My research these days includes text mining, characterization through verbs, characterization through reference, the creation of personal identity through reference, and the concept of a nation in the Anglo-Saxon period. It gets frustrating, because there's so much to do, and so much I want to do, and very little time to do it in. I would love to be able to spend a few hours a day in library for research, but I just can't afford the time. Oh yes, along with everything else, I'm trying to translate Wulfstan's Sermon of the Wolf in my "spare" time. Just one more thing I want to do but don't really have the time for. I've pretty well made up my mind that I'm not going to be able to do my own personal reading this semester -- I'm doing well if I can finish my reading assignments for my classes every week.

In the meantime, though, I'm really enjoying my classes this semester. Scholarly Writing is turning out to be very useful; it reminds me of how much I love writing, and of how much more I should be doing to write well. Medieval Literature is also interesting -- even if it does require a lot more reading than I can usually cover in one week. We just finished reading Bede's Ecclesiastical History, and are now about to start on Asser's Life of Alfred. Reading Bede has given me a whole new perspective on the early Christian church in Western Europe. I have a new respect for the men and women who were involved in church affairs.

I recently bought several three-ring binders so that I can organize all the papers I have. There's a whole binder just for Haj and the handouts I get every time I talk to him. And I've got a rainbow array of binders for all the articles I copy in my research. They're pretty empty for the time being, but I expect to fill them most of the way before the end of this semester.

Hmm ... So I really didn't intend for this to turn into a rant about how much I have to do this semester. It's just that that's what I think about these days. Here's something else for you --

I found out the other day that Muse is supposed to be coming to the US on tour this spring, supporting My Chemical Romance in their Black Parade tour. (And a lot of fans are really ticked about that; they hate MCR, most of them, can't believe that Muse have to be a support band for anyone else, and many are upset about them getting "more exposure" in the States -- since that makes it harder to see them here -- and playing such large venues.) Assuming this is true, they should be playing in San Antonio and Houston, as well as Dallas for the Edgefest concert. However, I can't find any confirmed information about any of this. When I found out the other day, I just about hyperventilated, trying to figure out how to get tickets. I finally asked NM, since she and her man frequently attend concerts like this, and I thought she'd have a better idea. Neither she nor her man could find anything more concrete than what I had.
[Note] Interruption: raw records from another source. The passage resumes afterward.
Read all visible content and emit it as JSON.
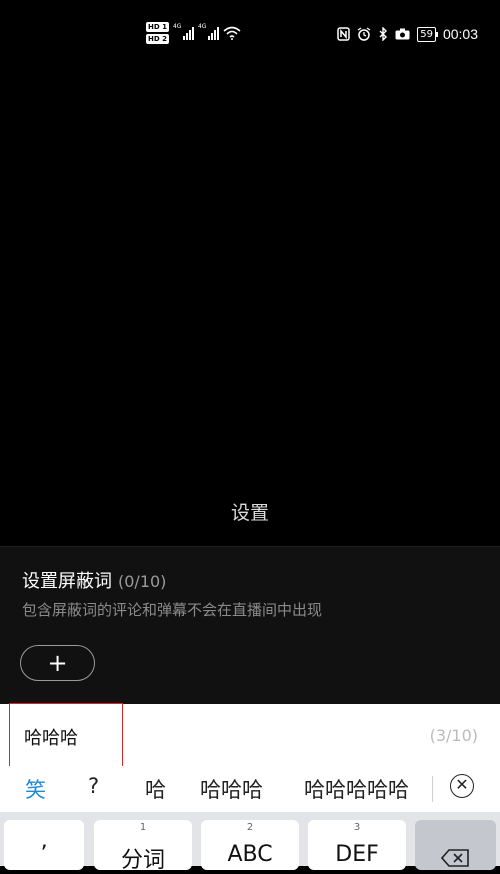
{
  "status_bar": {
    "hd1": "HD 1",
    "hd2": "HD 2",
    "net1": "4G",
    "net2": "4G",
    "battery": "59",
    "time": "00:03"
  },
  "panel": {
    "header": "设置",
    "title": "设置屏蔽词",
    "count": "(0/10)",
    "description": "包含屏蔽词的评论和弹幕不会在直播间中出现",
    "add_label": "+"
  },
  "input": {
    "value": "哈哈哈",
    "counter": "(3/10)"
  },
  "candidates": [
    "笑",
    "?",
    "哈",
    "哈哈哈",
    "哈哈哈哈哈"
  ],
  "keyboard": {
    "keys": [
      {
        "num": "",
        "label": "’"
      },
      {
        "num": "1",
        "label": "分词"
      },
      {
        "num": "2",
        "label": "ABC"
      },
      {
        "num": "3",
        "label": "DEF"
      }
    ]
  },
  "colors": {
    "accent": "#1c8ad8",
    "highlight": "#d9262b"
  }
}
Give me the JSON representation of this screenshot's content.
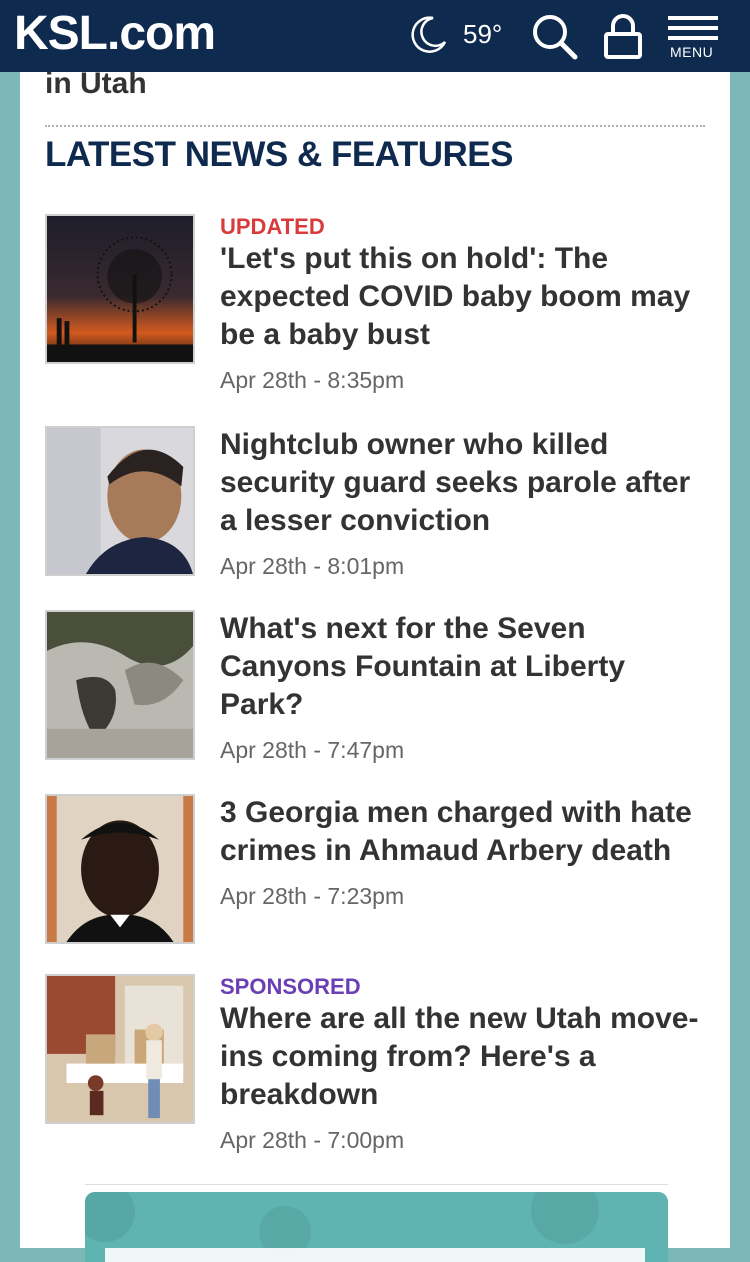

But, she did mention that her man is quite good at getting scalped tickets for a really good price (say, 1/4 of the regular price), so if we find out that they really are coming, she suggested that we just go and let him do his thing to get us in. That thought has me grinning foolishly even now.

Oh, and along with everything else I'm doing, I've been working on converting my protected music files so that they're just plain old MP3s. Sometimes that's quite fun, others it's just tedious.

The last quote was from "Short Skirt, Long Jacket" by Cake. Congrats to Erin.

So much time, so little to do. (Pause.) Strike that -- reverse it. (42 points)